WHAT THE EXERCISE ASKS
Copy each line below exactly and leave the pictures out.

Source records:
______________________________
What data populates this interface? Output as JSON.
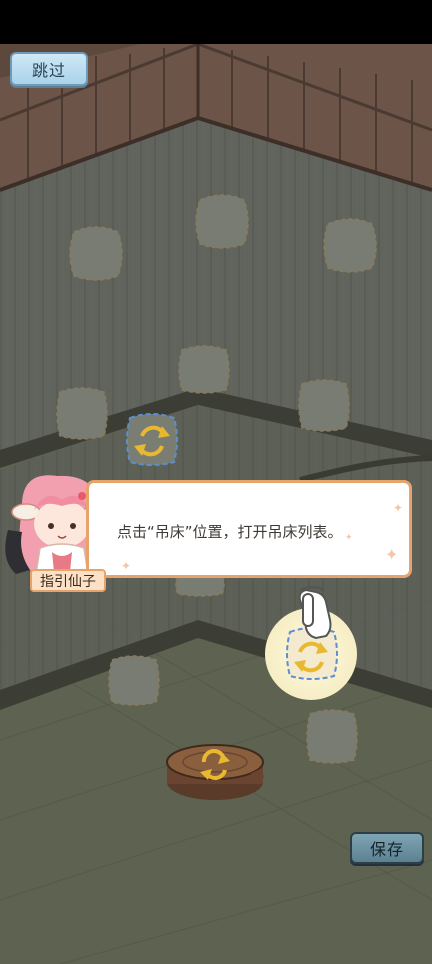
{
  "top_bar": {
    "skip_label": "跳过"
  },
  "guide": {
    "speaker_name": "指引仙子",
    "message": "点击“吊床”位置，打开吊床列表。"
  },
  "bottom_bar": {
    "save_label": "保存"
  },
  "colors": {
    "skip_button": "#bfe0f2",
    "save_button": "#6f95a4",
    "dialog_border": "#e6a46c",
    "nameplate_bg": "#fde1c6",
    "wall": "#6b6f66",
    "floor": "#5f6150",
    "roof_wood": "#6a5347"
  },
  "icons": {
    "swap": "swap-arrows-icon",
    "hand": "pointing-hand-icon"
  }
}
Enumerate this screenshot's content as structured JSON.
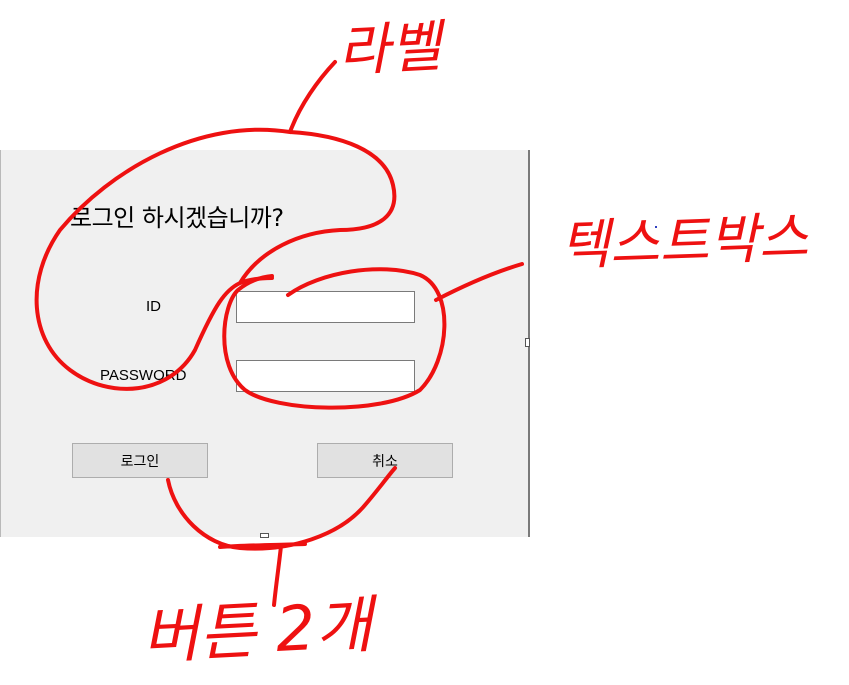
{
  "form": {
    "title": "로그인 하시겠습니까?",
    "id_label": "ID",
    "password_label": "PASSWORD",
    "id_value": "",
    "password_value": "",
    "login_button": "로그인",
    "cancel_button": "취소"
  },
  "annotations": {
    "label_note": "라벨",
    "textbox_note": "텍스트박스",
    "buttons_note": "버튼 2개",
    "color": "#ee1111"
  }
}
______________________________
REPLY
What data populates this interface? Output as JSON.
{
  "top_bar": {
    "skip_label": "跳过"
  },
  "guide": {
    "speaker_name": "指引仙子",
    "message": "点击“吊床”位置，打开吊床列表。"
  },
  "bottom_bar": {
    "save_label": "保存"
  },
  "colors": {
    "skip_button": "#bfe0f2",
    "save_button": "#6f95a4",
    "dialog_border": "#e6a46c",
    "nameplate_bg": "#fde1c6",
    "wall": "#6b6f66",
    "floor": "#5f6150",
    "roof_wood": "#6a5347"
  },
  "icons": {
    "swap": "swap-arrows-icon",
    "hand": "pointing-hand-icon"
  }
}
Enumerate this screenshot's content as structured JSON.
{
  "form": {
    "title": "로그인 하시겠습니까?",
    "id_label": "ID",
    "password_label": "PASSWORD",
    "id_value": "",
    "password_value": "",
    "login_button": "로그인",
    "cancel_button": "취소"
  },
  "annotations": {
    "label_note": "라벨",
    "textbox_note": "텍스트박스",
    "buttons_note": "버튼 2개",
    "color": "#ee1111"
  }
}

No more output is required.